Black Box | MiG-21MF Cockpit Update for the Trumpeter kit
Reviewed by Paul Cotcher
Black Box has finally delivered their first Russian cockpit, a MiG-21MF cockpit update for the BRAND new Trumpeter kit.
What you get in the set are 26 resin parts, cast in the usual tan resin. This set is somewhat unusual, as it's not a preview, but rather a production copy. Even though it's from later in the life of the molds, the parts are completely bubble free, so the quality of the casting on this set seems to be at a higher level than some of their more recent releases.
The set is highlighted by a very nice tub. The tub is molded with the rear bulkhead and one of the sidewalls already in place. Details in the tub are very crisp, and very well represent the cockpit of a MiG-21MF. The complex switch & fuse panels are very well done, something that sets this cockpit above what's in the kit. I'm not crazy about the one sidewall being molded onto the tub, as it makes for a few more painting challenges. At least both aren't molded on, as that makes painting very difficult (that was one of my only complaints about the 1/48 Aires sets).
Completing the tub are the non-attached left sidewall, and the seat rails for the rear of the tub. The separate sidewall features the same detail as it's right-hand counterpart. The seat rails are one part. The casting block must be cut away, and the backing sanded free. The part is setup to allow the seat to slide in and out of the cockpit, and is correct in it's detail, which would allow the modeler to show the cockpit with the seat removed.
I mention keeping the seat out, as the seat in and of itself is a work of art.

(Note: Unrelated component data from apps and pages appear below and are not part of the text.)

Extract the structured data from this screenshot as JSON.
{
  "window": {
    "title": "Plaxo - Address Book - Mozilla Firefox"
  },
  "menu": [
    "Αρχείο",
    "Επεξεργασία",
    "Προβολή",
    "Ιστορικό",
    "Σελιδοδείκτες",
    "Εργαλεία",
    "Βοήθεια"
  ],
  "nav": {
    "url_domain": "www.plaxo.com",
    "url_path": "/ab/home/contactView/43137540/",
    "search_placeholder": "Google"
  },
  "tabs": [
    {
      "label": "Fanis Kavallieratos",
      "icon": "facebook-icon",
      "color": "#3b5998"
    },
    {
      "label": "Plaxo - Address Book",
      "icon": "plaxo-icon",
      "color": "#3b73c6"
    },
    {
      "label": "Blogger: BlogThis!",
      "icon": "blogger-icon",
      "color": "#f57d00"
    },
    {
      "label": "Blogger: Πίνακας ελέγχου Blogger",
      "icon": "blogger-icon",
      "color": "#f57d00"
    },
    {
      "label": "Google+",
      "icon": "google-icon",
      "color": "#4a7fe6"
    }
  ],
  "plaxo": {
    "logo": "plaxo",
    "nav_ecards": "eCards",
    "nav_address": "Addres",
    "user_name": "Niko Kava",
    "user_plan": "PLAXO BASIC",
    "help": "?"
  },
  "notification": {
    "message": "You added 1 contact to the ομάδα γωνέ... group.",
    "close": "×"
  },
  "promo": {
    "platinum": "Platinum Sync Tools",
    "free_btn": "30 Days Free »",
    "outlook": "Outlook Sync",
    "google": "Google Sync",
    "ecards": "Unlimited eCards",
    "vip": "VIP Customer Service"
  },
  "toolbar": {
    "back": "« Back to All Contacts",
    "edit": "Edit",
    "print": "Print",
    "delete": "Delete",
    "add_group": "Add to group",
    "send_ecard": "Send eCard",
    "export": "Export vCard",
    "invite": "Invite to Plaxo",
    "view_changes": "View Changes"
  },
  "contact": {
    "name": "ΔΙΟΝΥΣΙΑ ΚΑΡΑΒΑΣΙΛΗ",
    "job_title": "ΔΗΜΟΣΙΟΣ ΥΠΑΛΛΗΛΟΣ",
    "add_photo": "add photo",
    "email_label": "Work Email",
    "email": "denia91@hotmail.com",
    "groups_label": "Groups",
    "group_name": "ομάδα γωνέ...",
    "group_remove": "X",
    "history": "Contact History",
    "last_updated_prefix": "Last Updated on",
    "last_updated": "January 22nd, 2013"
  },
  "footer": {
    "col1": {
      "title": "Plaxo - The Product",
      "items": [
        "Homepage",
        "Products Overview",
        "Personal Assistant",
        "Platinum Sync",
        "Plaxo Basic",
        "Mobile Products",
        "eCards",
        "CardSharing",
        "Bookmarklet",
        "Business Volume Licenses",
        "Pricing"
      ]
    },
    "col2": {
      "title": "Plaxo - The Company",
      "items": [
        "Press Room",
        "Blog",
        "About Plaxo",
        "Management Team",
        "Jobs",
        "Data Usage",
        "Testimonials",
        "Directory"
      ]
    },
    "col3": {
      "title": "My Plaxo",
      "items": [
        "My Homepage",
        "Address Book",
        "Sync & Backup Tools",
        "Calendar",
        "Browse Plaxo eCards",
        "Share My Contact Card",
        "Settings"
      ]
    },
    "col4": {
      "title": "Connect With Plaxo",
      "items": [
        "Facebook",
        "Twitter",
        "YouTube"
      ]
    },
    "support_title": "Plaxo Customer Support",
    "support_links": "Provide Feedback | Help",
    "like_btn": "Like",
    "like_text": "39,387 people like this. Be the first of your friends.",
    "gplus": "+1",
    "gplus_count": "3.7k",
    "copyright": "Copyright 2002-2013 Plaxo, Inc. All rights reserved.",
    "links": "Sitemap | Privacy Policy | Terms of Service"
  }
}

The seat is made up of twelve parts, almost half the set! The separate parts allow the details of the seat to be better captured, including the snap on covers over the arm restraints, the cutout inside the back of the head rest, independent seat firing handles, and similar. Also because of the multi-part nature of the seat, some of the parts can be displayed in multiple positions, arm rests up or down, and firing handles dangling however you please. Of course just the belt and cushion detail on the main part are amazing, as is the drogue chute pack and cords on the head rest.
The instrument coaming is equally well done. Black Box have chosen to show the coaming without any of the canvas covering that is sometimes seen over the coaming details. Most of the time this was left off after maintenance, as it was cumbersome to re-attach. Of particular note are the separate HUD unit and HUD camera. Details that are VERY prominent in the cockpits of the later MiGs. The instrument panel is also very well done, details are all in the right place, including the proper depth for the lower console. In this scale, I like this sort of detail, even over the photo-negative instruments of Eduard.
Finishing out the set we have the usual compliment of small parts. Stick, throttle box, throttle grip, rudder pedals, etc. I do like that the throttle grip is molded separately, as this will keep it from breaking free while in the package, and doesn't have to be attached until after the cockpit is safely in the fuselage. I'm not crazy about the rudder pedals, but they are good representations of Soviet style pedals, with the two restraints coming up from each side of each pedal.
The only thing I haven't been able to do is compare this to multiple references, as most of mine is off at Black Box to help on this project. About the only book that I do still have lying around was the Verlinden Lock-On, and this compares very accurately to what is contained in that book. My references should be returning soon, and at that point, I'll be able to have a closer look.
This is a superb set, and a definite improvement over the cockpit in the Trumpeter kit (and that's saying something). Get out your Floquil Railroad Colors Jade Green folks, it's time to paint up a MiG cockpit!
Large Scale Planes: We would like to thank Paul for sharing this review from his site Victory Models
© Paul Cotcher
This review was published on Saturday, July 02 2011; Last modified on Sunday, October 02 2016